"I think, in terms of the Mount, it's very much supply and demand," Purcell said.
"As the city gets bigger there are parts of it that simply cannot grow any more despite the demand remaining. The Mount falls into the category."
He said October and March traditionally saw more stock come to the market but that had not happened this year.
"There's not a lot of properties for people to sell and move to so it's a catch 22 situation."
Purcell likened Pāpāmoa to Auckland's North Shore by describing it as a big suburb where residents only went into town (Tauranga) when they had to.
"Once they're there they stay so ... The appetite is still here but the availability is not and the sun increases the appetite a little more."
Anton Jones, general manager for Tremains, Waikato and Bay of Plenty, said Pāpāmoa had experienced a lull over the past two months but it had become popular again.
"This is evident by numbers coming through open homes and by the increase in inquiries we are now seeing. It could also be because summer is almost upon us and more people are wanting to get closer to the beach.
"For people who cannot get into the Mount, Pāpāmoa is the next best thing."

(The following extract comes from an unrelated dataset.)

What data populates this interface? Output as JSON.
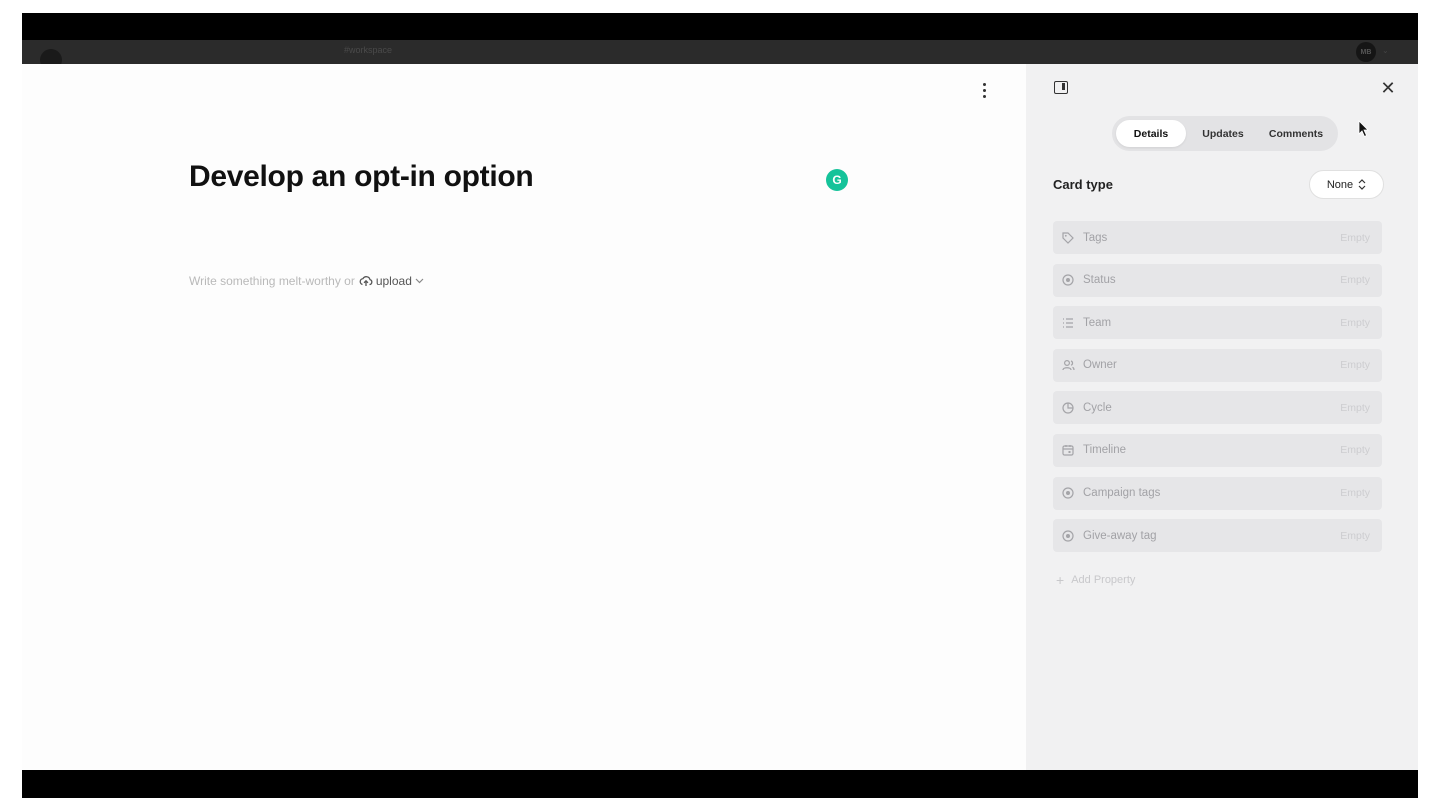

All agents said November was shaping up to be a better month.
"People have had an injection of Vitamin D," said Jones.